This blog continues my translation with brief commentary on Psalms 42-72
To the choir leader. A psalm for David, a song.
Praise is your due in Zion, God;
Vows made to you shall be fulfilled.
Because you listen to prayer
all flesh shall come to you.
Our actions are wrong,
Our sins mount up against us
but you cover them.
How happy the one you choose,
the one you bring close
to dwell in your courts!
We shall be filled with the goodness of your house
with the holiness of your temple.
You answer us with marvels of justice,
O God of our deliverance,
hope of all the ends of the earth,
and its most distant seas;
who settles the mountains by his strength
– he is clothed with mastery –
who quiets the din of the seas,
the din of their billows,
the uproar of the peoples.
Dwellers in distant lands are in awe
of your mighty works.
you make the doors of dawn and sunset
sing for joy.
You attend to the earth and replenish it;
you enrich it lavishly.
God’s channel in the heavens is full of water
providing the people with grain
for so you will prepare the land:
You drench its furrows, levelling the ridges
You soften it with rains, blessing the shoots.
You crown the year with your good gifts
your chariot tracks ooze richness.
The desert meadows trickle with moisture
The hills put on their joyful robes,
the pastures are clothed with flocks,
the valleys dress themselves with grain:
Together they shout for joy; they sing.
This is a splendidly vivid and joyful psalm, which celebrates God’s goodness with an eye on getting him to to do it again. It reminds God of what is expected at harvest. There is an important theological development here, in that the God of Israel is praised as the God of all the earth and its fruitfulness, taking over from the traditional Canaanite vegetation gods the role of natural provider. The psalmist reckons that sin might get in the way of God’s favour so he praises God’s habit of forgiving even a multitude of sins.
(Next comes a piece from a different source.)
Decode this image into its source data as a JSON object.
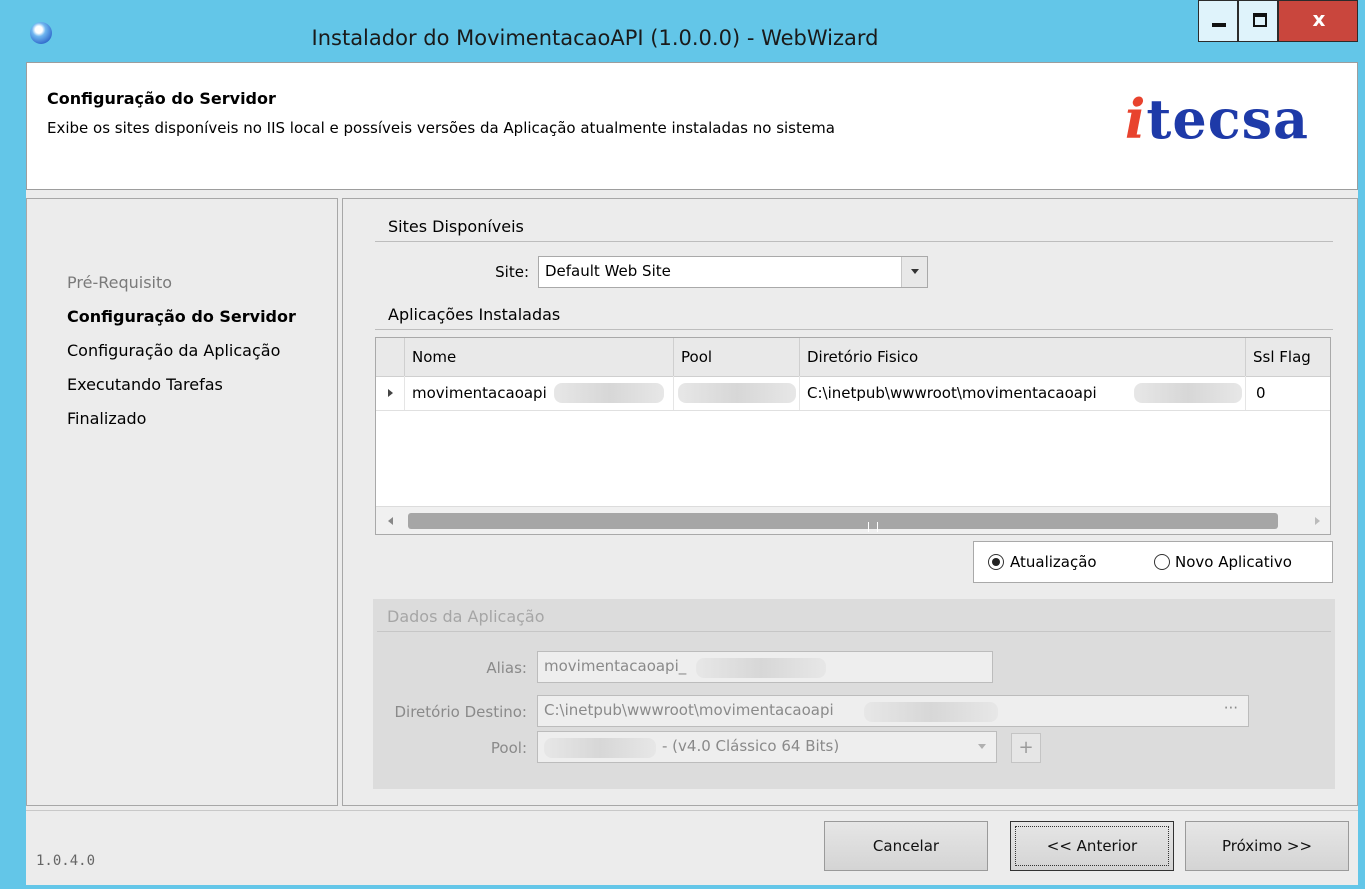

Then he reflects on the ability of God to provide a good harvest. After all, this is the God who not only rescues his people and gives them justice, but also brings order out of chaos and creates the world for all its inhabitants, even those at the ends of the earth, who also recognise the creator’s might and wisdom. As the psalmist describes the actions of God his words become more passionate. Of course, this universal God is also the God of Israel’s harvest. He then provides a beautiful image of the process of God’s providing, which will remind the Creator of what he needs to do again.
Harvest is not given by miracle, the pslamist acknowledges, it starts with the irrigation of the fields. He refers to God’s own water channel, the waters which are above the earth, as full of life-giving water, which will furnsih the rains, which will irrigate the land and its crops. His use if the verb “to trickle” is particularly intimate and effective: even in the desert wadis you will be able to hear the sound of water.
God is depicted as making his way in the autumnal land in his divine chariot, the mode of transport mentioned in connection with Elijah. Everywhere it goes it leaves richness in its wake. The language of this final section of the poem is itself rich, and the rhythmic units are stately and balanced. The land prepares for harvest festivity by putting on its glad rags, its fruits and flocks and crops. Finally it bursts into songs of praise.
How could God resist such encouragement?